Mount Gilead Town Commissioners had their regular monthly meeting last night.
During the course of the night’s business, it was learned that the town is proceeding with the replacement of an aged water main along Main Street. Town Manager Katrina Tatum says portions of the system are reported to date back many decades.
“One arm of the pipes has not been replaced since 1933,” said Tatum. “The other arm, South Main, has not been replaced since 1953.”
Tatum said some of the iron pipes have deteriorated to the point that town workers have fallen through them while making repairs. Another concern with the existing lines is the presence of asbestos cement pipes. The U.S. Environmental Protection Agency says the decay of asbestos cement water mains is a major source of asbestos in drinking water, and that prolonged ingestion of the asbestos fibers can increase the risk of benign intestinal polyps. The Town Manager said regular testing shows the levels are still safe, but there is an growing presence of the fibers in the town’s lines.
Another issue with asbestos cement, or “AC”, pipe is that its design can lead to larger repairs as it fails through natural deterioration.

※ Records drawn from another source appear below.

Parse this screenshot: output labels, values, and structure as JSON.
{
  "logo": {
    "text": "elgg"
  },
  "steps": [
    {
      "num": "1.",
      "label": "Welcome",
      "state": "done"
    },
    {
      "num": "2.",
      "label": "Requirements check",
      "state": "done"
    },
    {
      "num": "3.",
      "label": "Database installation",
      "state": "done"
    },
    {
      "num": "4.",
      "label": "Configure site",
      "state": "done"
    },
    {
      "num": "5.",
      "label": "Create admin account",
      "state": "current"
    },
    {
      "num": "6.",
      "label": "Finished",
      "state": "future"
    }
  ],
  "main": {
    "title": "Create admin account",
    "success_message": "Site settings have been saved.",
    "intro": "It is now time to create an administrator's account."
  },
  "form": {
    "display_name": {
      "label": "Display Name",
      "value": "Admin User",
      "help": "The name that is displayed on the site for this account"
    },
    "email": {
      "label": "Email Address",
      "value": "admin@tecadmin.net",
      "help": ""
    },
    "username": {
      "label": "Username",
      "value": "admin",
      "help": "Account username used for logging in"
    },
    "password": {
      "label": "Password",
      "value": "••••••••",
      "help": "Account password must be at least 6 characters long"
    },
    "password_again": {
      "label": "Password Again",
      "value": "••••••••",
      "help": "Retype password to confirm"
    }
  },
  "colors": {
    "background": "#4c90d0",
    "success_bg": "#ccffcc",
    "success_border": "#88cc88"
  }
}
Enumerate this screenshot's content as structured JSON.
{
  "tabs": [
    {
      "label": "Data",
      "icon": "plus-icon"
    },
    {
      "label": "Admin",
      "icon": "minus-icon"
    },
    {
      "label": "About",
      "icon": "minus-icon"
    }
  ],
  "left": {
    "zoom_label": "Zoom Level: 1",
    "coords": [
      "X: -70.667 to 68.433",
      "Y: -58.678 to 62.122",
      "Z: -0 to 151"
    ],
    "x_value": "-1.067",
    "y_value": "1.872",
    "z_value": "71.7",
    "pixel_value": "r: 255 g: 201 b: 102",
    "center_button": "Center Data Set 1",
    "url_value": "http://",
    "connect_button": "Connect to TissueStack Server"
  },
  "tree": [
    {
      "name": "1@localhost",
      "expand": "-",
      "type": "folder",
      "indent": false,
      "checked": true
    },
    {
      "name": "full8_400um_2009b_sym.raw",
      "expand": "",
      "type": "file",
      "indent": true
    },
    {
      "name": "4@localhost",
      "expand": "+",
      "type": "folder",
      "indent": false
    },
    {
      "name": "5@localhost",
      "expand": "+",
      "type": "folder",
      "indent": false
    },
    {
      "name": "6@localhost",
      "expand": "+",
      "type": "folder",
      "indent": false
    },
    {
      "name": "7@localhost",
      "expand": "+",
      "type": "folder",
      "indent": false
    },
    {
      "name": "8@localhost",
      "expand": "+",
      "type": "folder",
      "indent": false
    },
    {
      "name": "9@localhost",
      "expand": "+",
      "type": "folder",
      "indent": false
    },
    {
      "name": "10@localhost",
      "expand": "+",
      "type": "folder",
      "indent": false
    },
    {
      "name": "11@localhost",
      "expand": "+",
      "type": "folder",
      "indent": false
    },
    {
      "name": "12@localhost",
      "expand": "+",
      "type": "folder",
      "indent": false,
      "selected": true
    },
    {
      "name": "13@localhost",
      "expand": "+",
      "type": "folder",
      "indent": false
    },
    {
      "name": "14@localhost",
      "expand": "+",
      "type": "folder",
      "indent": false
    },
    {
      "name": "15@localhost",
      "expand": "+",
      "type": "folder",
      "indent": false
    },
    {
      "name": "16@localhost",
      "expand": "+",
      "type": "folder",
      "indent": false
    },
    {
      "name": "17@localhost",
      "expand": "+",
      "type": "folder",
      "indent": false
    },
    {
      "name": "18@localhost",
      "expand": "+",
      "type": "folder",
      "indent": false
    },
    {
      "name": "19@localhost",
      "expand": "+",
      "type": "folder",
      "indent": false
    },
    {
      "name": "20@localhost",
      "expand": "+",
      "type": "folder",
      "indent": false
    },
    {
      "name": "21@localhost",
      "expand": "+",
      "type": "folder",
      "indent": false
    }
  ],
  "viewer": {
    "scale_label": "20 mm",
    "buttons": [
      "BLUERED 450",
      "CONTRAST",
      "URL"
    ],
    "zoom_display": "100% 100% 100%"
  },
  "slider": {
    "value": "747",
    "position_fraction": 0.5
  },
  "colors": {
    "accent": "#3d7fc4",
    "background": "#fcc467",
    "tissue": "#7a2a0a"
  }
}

Tatum said, “Because AC pipe is made with a seam in it, when there is a crack, a lot of times you don’t just repair where the leak is. You have to chase that seam because it’s going to keep on leaking. We chased the seam more than 200 feet, and we had to replace 200 feet of pipe. That was on the upper part of Main Street.”
The town is moving forward with replacement of the water main, and is studying the possibility of alternate routes for the line. The project could result in a water rate increase, and Mayor Patty Almond refused to sign project papers on behalf of the town because of that possibility. Mayor Pro-Tem Tim McAuley was authorized by the commissioners to sign those documents.